> _Problem description_
Set down all of the entries below word for word, with the pictures left out.
────────────────────────────────────────
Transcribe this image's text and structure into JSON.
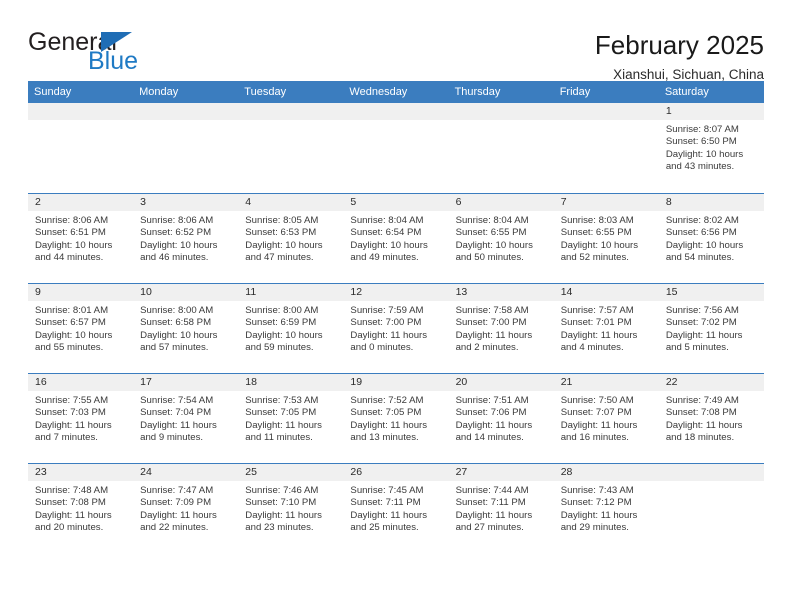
{
  "brand": {
    "word_one": "General",
    "word_two": "Blue",
    "accent_color": "#1f7ac4",
    "triangle_color": "#1f6db5"
  },
  "header": {
    "title": "February 2025",
    "subtitle": "Xianshui, Sichuan, China"
  },
  "calendar": {
    "header_bg": "#3b7dbf",
    "day_band_bg": "#f0f0f0",
    "weekdays": [
      "Sunday",
      "Monday",
      "Tuesday",
      "Wednesday",
      "Thursday",
      "Friday",
      "Saturday"
    ],
    "weeks": [
      [
        {
          "day": "",
          "sunrise": "",
          "sunset": "",
          "daylight_1": "",
          "daylight_2": ""
        },
        {
          "day": "",
          "sunrise": "",
          "sunset": "",
          "daylight_1": "",
          "daylight_2": ""
        },
        {
          "day": "",
          "sunrise": "",
          "sunset": "",
          "daylight_1": "",
          "daylight_2": ""
        },
        {
          "day": "",
          "sunrise": "",
          "sunset": "",
          "daylight_1": "",
          "daylight_2": ""
        },
        {
          "day": "",
          "sunrise": "",
          "sunset": "",
          "daylight_1": "",
          "daylight_2": ""
        },
        {
          "day": "",
          "sunrise": "",
          "sunset": "",
          "daylight_1": "",
          "daylight_2": ""
        },
        {
          "day": "1",
          "sunrise": "Sunrise: 8:07 AM",
          "sunset": "Sunset: 6:50 PM",
          "daylight_1": "Daylight: 10 hours",
          "daylight_2": "and 43 minutes."
        }
      ],
      [
        {
          "day": "2",
          "sunrise": "Sunrise: 8:06 AM",
          "sunset": "Sunset: 6:51 PM",
          "daylight_1": "Daylight: 10 hours",
          "daylight_2": "and 44 minutes."
        },
        {
          "day": "3",
          "sunrise": "Sunrise: 8:06 AM",
          "sunset": "Sunset: 6:52 PM",
          "daylight_1": "Daylight: 10 hours",
          "daylight_2": "and 46 minutes."
        },
        {
          "day": "4",
          "sunrise": "Sunrise: 8:05 AM",
          "sunset": "Sunset: 6:53 PM",
          "daylight_1": "Daylight: 10 hours",
          "daylight_2": "and 47 minutes."
        },
        {
          "day": "5",
          "sunrise": "Sunrise: 8:04 AM",
          "sunset": "Sunset: 6:54 PM",
          "daylight_1": "Daylight: 10 hours",
          "daylight_2": "and 49 minutes."
        },
        {
          "day": "6",
          "sunrise": "Sunrise: 8:04 AM",
          "sunset": "Sunset: 6:55 PM",
          "daylight_1": "Daylight: 10 hours",
          "daylight_2": "and 50 minutes."
        },
        {
          "day": "7",
          "sunrise": "Sunrise: 8:03 AM",
          "sunset": "Sunset: 6:55 PM",
          "daylight_1": "Daylight: 10 hours",
          "daylight_2": "and 52 minutes."
        },
        {
          "day": "8",
          "sunrise": "Sunrise: 8:02 AM",
          "sunset": "Sunset: 6:56 PM",
          "daylight_1": "Daylight: 10 hours",
          "daylight_2": "and 54 minutes."
        }
      ],
      [
        {
          "day": "9",
          "sunrise": "Sunrise: 8:01 AM",
          "sunset": "Sunset: 6:57 PM",
          "daylight_1": "Daylight: 10 hours",
          "daylight_2": "and 55 minutes."
        },
        {
          "day": "10",
          "sunrise": "Sunrise: 8:00 AM",
          "sunset": "Sunset: 6:58 PM",
          "daylight_1": "Daylight: 10 hours",
          "daylight_2": "and 57 minutes."
        },
        {
          "day": "11",
          "sunrise": "Sunrise: 8:00 AM",
          "sunset": "Sunset: 6:59 PM",
          "daylight_1": "Daylight: 10 hours",
          "daylight_2": "and 59 minutes."
        },
        {
          "day": "12",
          "sunrise": "Sunrise: 7:59 AM",
          "sunset": "Sunset: 7:00 PM",
          "daylight_1": "Daylight: 11 hours",
          "daylight_2": "and 0 minutes."
        },
        {
          "day": "13",
          "sunrise": "Sunrise: 7:58 AM",
          "sunset": "Sunset: 7:00 PM",
          "daylight_1": "Daylight: 11 hours",
          "daylight_2": "and 2 minutes."
        },
        {
          "day": "14",
          "sunrise": "Sunrise: 7:57 AM",
          "sunset": "Sunset: 7:01 PM",
          "daylight_1": "Daylight: 11 hours",
          "daylight_2": "and 4 minutes."
        },
        {
          "day": "15",
          "sunrise": "Sunrise: 7:56 AM",
          "sunset": "Sunset: 7:02 PM",
          "daylight_1": "Daylight: 11 hours",
          "daylight_2": "and 5 minutes."
        }
      ],
      [
        {
          "day": "16",
          "sunrise": "Sunrise: 7:55 AM",
          "sunset": "Sunset: 7:03 PM",
          "daylight_1": "Daylight: 11 hours",
          "daylight_2": "and 7 minutes."
        },
        {
          "day": "17",
          "sunrise": "Sunrise: 7:54 AM",
          "sunset": "Sunset: 7:04 PM",
          "daylight_1": "Daylight: 11 hours",
          "daylight_2": "and 9 minutes."
        },
        {
          "day": "18",
          "sunrise": "Sunrise: 7:53 AM",
          "sunset": "Sunset: 7:05 PM",
          "daylight_1": "Daylight: 11 hours",
          "daylight_2": "and 11 minutes."
        },
        {
          "day": "19",
          "sunrise": "Sunrise: 7:52 AM",
          "sunset": "Sunset: 7:05 PM",
          "daylight_1": "Daylight: 11 hours",
          "daylight_2": "and 13 minutes."
        },
        {
          "day": "20",
          "sunrise": "Sunrise: 7:51 AM",
          "sunset": "Sunset: 7:06 PM",
          "daylight_1": "Daylight: 11 hours",
          "daylight_2": "and 14 minutes."
        },
        {
          "day": "21",
          "sunrise": "Sunrise: 7:50 AM",
          "sunset": "Sunset: 7:07 PM",
          "daylight_1": "Daylight: 11 hours",
          "daylight_2": "and 16 minutes."
        },
        {
          "day": "22",
          "sunrise": "Sunrise: 7:49 AM",
          "sunset": "Sunset: 7:08 PM",
          "daylight_1": "Daylight: 11 hours",
          "daylight_2": "and 18 minutes."
        }
      ],
      [
        {
          "day": "23",
          "sunrise": "Sunrise: 7:48 AM",
          "sunset": "Sunset: 7:08 PM",
          "daylight_1": "Daylight: 11 hours",
          "daylight_2": "and 20 minutes."
        },
        {
          "day": "24",
          "sunrise": "Sunrise: 7:47 AM",
          "sunset": "Sunset: 7:09 PM",
          "daylight_1": "Daylight: 11 hours",
          "daylight_2": "and 22 minutes."
        },
        {
          "day": "25",
          "sunrise": "Sunrise: 7:46 AM",
          "sunset": "Sunset: 7:10 PM",
          "daylight_1": "Daylight: 11 hours",
          "daylight_2": "and 23 minutes."
        },
        {
          "day": "26",
          "sunrise": "Sunrise: 7:45 AM",
          "sunset": "Sunset: 7:11 PM",
          "daylight_1": "Daylight: 11 hours",
          "daylight_2": "and 25 minutes."
        },
        {
          "day": "27",
          "sunrise": "Sunrise: 7:44 AM",
          "sunset": "Sunset: 7:11 PM",
          "daylight_1": "Daylight: 11 hours",
          "daylight_2": "and 27 minutes."
        },
        {
          "day": "28",
          "sunrise": "Sunrise: 7:43 AM",
          "sunset": "Sunset: 7:12 PM",
          "daylight_1": "Daylight: 11 hours",
          "daylight_2": "and 29 minutes."
        },
        {
          "day": "",
          "sunrise": "",
          "sunset": "",
          "daylight_1": "",
          "daylight_2": ""
        }
      ]
    ]
  }
}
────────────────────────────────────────
> _Task answer_
Transcribe this image's text and structure into JSON.
{
  "brand": {
    "word_one": "General",
    "word_two": "Blue",
    "accent_color": "#1f7ac4",
    "triangle_color": "#1f6db5"
  },
  "header": {
    "title": "February 2025",
    "subtitle": "Xianshui, Sichuan, China"
  },
  "calendar": {
    "header_bg": "#3b7dbf",
    "day_band_bg": "#f0f0f0",
    "weekdays": [
      "Sunday",
      "Monday",
      "Tuesday",
      "Wednesday",
      "Thursday",
      "Friday",
      "Saturday"
    ],
    "weeks": [
      [
        {
          "day": "",
          "sunrise": "",
          "sunset": "",
          "daylight_1": "",
          "daylight_2": ""
        },
        {
          "day": "",
          "sunrise": "",
          "sunset": "",
          "daylight_1": "",
          "daylight_2": ""
        },
        {
          "day": "",
          "sunrise": "",
          "sunset": "",
          "daylight_1": "",
          "daylight_2": ""
        },
        {
          "day": "",
          "sunrise": "",
          "sunset": "",
          "daylight_1": "",
          "daylight_2": ""
        },
        {
          "day": "",
          "sunrise": "",
          "sunset": "",
          "daylight_1": "",
          "daylight_2": ""
        },
        {
          "day": "",
          "sunrise": "",
          "sunset": "",
          "daylight_1": "",
          "daylight_2": ""
        },
        {
          "day": "1",
          "sunrise": "Sunrise: 8:07 AM",
          "sunset": "Sunset: 6:50 PM",
          "daylight_1": "Daylight: 10 hours",
          "daylight_2": "and 43 minutes."
        }
      ],
      [
        {
          "day": "2",
          "sunrise": "Sunrise: 8:06 AM",
          "sunset": "Sunset: 6:51 PM",
          "daylight_1": "Daylight: 10 hours",
          "daylight_2": "and 44 minutes."
        },
        {
          "day": "3",
          "sunrise": "Sunrise: 8:06 AM",
          "sunset": "Sunset: 6:52 PM",
          "daylight_1": "Daylight: 10 hours",
          "daylight_2": "and 46 minutes."
        },
        {
          "day": "4",
          "sunrise": "Sunrise: 8:05 AM",
          "sunset": "Sunset: 6:53 PM",
          "daylight_1": "Daylight: 10 hours",
          "daylight_2": "and 47 minutes."
        },
        {
          "day": "5",
          "sunrise": "Sunrise: 8:04 AM",
          "sunset": "Sunset: 6:54 PM",
          "daylight_1": "Daylight: 10 hours",
          "daylight_2": "and 49 minutes."
        },
        {
          "day": "6",
          "sunrise": "Sunrise: 8:04 AM",
          "sunset": "Sunset: 6:55 PM",
          "daylight_1": "Daylight: 10 hours",
          "daylight_2": "and 50 minutes."
        },
        {
          "day": "7",
          "sunrise": "Sunrise: 8:03 AM",
          "sunset": "Sunset: 6:55 PM",
          "daylight_1": "Daylight: 10 hours",
          "daylight_2": "and 52 minutes."
        },
        {
          "day": "8",
          "sunrise": "Sunrise: 8:02 AM",
          "sunset": "Sunset: 6:56 PM",
          "daylight_1": "Daylight: 10 hours",
          "daylight_2": "and 54 minutes."
        }
      ],
      [
        {
          "day": "9",
          "sunrise": "Sunrise: 8:01 AM",
          "sunset": "Sunset: 6:57 PM",
          "daylight_1": "Daylight: 10 hours",
          "daylight_2": "and 55 minutes."
        },
        {
          "day": "10",
          "sunrise": "Sunrise: 8:00 AM",
          "sunset": "Sunset: 6:58 PM",
          "daylight_1": "Daylight: 10 hours",
          "daylight_2": "and 57 minutes."
        },
        {
          "day": "11",
          "sunrise": "Sunrise: 8:00 AM",
          "sunset": "Sunset: 6:59 PM",
          "daylight_1": "Daylight: 10 hours",
          "daylight_2": "and 59 minutes."
        },
        {
          "day": "12",
          "sunrise": "Sunrise: 7:59 AM",
          "sunset": "Sunset: 7:00 PM",
          "daylight_1": "Daylight: 11 hours",
          "daylight_2": "and 0 minutes."
        },
        {
          "day": "13",
          "sunrise": "Sunrise: 7:58 AM",
          "sunset": "Sunset: 7:00 PM",
          "daylight_1": "Daylight: 11 hours",
          "daylight_2": "and 2 minutes."
        },
        {
          "day": "14",
          "sunrise": "Sunrise: 7:57 AM",
          "sunset": "Sunset: 7:01 PM",
          "daylight_1": "Daylight: 11 hours",
          "daylight_2": "and 4 minutes."
        },
        {
          "day": "15",
          "sunrise": "Sunrise: 7:56 AM",
          "sunset": "Sunset: 7:02 PM",
          "daylight_1": "Daylight: 11 hours",
          "daylight_2": "and 5 minutes."
        }
      ],
      [
        {
          "day": "16",
          "sunrise": "Sunrise: 7:55 AM",
          "sunset": "Sunset: 7:03 PM",
          "daylight_1": "Daylight: 11 hours",
          "daylight_2": "and 7 minutes."
        },
        {
          "day": "17",
          "sunrise": "Sunrise: 7:54 AM",
          "sunset": "Sunset: 7:04 PM",
          "daylight_1": "Daylight: 11 hours",
          "daylight_2": "and 9 minutes."
        },
        {
          "day": "18",
          "sunrise": "Sunrise: 7:53 AM",
          "sunset": "Sunset: 7:05 PM",
          "daylight_1": "Daylight: 11 hours",
          "daylight_2": "and 11 minutes."
        },
        {
          "day": "19",
          "sunrise": "Sunrise: 7:52 AM",
          "sunset": "Sunset: 7:05 PM",
          "daylight_1": "Daylight: 11 hours",
          "daylight_2": "and 13 minutes."
        },
        {
          "day": "20",
          "sunrise": "Sunrise: 7:51 AM",
          "sunset": "Sunset: 7:06 PM",
          "daylight_1": "Daylight: 11 hours",
          "daylight_2": "and 14 minutes."
        },
        {
          "day": "21",
          "sunrise": "Sunrise: 7:50 AM",
          "sunset": "Sunset: 7:07 PM",
          "daylight_1": "Daylight: 11 hours",
          "daylight_2": "and 16 minutes."
        },
        {
          "day": "22",
          "sunrise": "Sunrise: 7:49 AM",
          "sunset": "Sunset: 7:08 PM",
          "daylight_1": "Daylight: 11 hours",
          "daylight_2": "and 18 minutes."
        }
      ],
      [
        {
          "day": "23",
          "sunrise": "Sunrise: 7:48 AM",
          "sunset": "Sunset: 7:08 PM",
          "daylight_1": "Daylight: 11 hours",
          "daylight_2": "and 20 minutes."
        },
        {
          "day": "24",
          "sunrise": "Sunrise: 7:47 AM",
          "sunset": "Sunset: 7:09 PM",
          "daylight_1": "Daylight: 11 hours",
          "daylight_2": "and 22 minutes."
        },
        {
          "day": "25",
          "sunrise": "Sunrise: 7:46 AM",
          "sunset": "Sunset: 7:10 PM",
          "daylight_1": "Daylight: 11 hours",
          "daylight_2": "and 23 minutes."
        },
        {
          "day": "26",
          "sunrise": "Sunrise: 7:45 AM",
          "sunset": "Sunset: 7:11 PM",
          "daylight_1": "Daylight: 11 hours",
          "daylight_2": "and 25 minutes."
        },
        {
          "day": "27",
          "sunrise": "Sunrise: 7:44 AM",
          "sunset": "Sunset: 7:11 PM",
          "daylight_1": "Daylight: 11 hours",
          "daylight_2": "and 27 minutes."
        },
        {
          "day": "28",
          "sunrise": "Sunrise: 7:43 AM",
          "sunset": "Sunset: 7:12 PM",
          "daylight_1": "Daylight: 11 hours",
          "daylight_2": "and 29 minutes."
        },
        {
          "day": "",
          "sunrise": "",
          "sunset": "",
          "daylight_1": "",
          "daylight_2": ""
        }
      ]
    ]
  }
}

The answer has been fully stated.